List all the lines in these records that hold "icon".

*** DATA FOR ANALYSIS Section Begins ***

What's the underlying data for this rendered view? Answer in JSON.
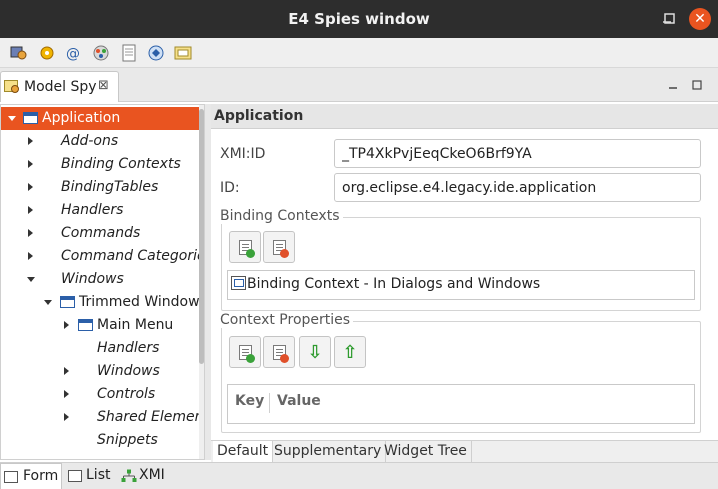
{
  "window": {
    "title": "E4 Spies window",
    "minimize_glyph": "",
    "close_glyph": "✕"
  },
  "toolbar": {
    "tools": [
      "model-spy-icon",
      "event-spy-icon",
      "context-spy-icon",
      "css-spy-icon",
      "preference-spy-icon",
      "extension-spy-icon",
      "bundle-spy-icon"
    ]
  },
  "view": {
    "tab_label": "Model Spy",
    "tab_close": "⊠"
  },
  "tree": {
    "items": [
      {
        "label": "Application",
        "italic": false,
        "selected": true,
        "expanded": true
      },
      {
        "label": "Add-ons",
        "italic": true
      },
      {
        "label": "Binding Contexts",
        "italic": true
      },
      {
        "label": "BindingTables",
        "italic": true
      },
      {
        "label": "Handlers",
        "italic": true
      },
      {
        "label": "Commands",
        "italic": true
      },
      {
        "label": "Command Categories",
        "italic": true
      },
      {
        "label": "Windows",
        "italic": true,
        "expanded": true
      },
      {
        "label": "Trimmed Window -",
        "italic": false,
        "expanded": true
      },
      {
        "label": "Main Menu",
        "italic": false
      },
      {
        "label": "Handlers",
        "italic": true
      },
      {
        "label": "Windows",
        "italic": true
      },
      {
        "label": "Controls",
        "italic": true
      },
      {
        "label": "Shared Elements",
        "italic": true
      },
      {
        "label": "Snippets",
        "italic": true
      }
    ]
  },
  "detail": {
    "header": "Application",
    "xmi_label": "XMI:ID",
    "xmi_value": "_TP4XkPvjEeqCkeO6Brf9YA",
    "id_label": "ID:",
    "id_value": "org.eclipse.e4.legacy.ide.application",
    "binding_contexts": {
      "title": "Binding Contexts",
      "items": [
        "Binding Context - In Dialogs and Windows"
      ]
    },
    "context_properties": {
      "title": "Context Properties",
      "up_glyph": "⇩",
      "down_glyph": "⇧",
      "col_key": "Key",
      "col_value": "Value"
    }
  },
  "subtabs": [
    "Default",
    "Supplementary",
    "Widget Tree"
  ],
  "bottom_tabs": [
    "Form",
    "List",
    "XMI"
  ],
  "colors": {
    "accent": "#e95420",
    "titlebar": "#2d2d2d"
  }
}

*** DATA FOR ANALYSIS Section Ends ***

**YOUR SOLUTION:**
      "model-spy-icon",
      "event-spy-icon",
      "context-spy-icon",
      "css-spy-icon",
      "preference-spy-icon",
      "extension-spy-icon",
      "bundle-spy-icon"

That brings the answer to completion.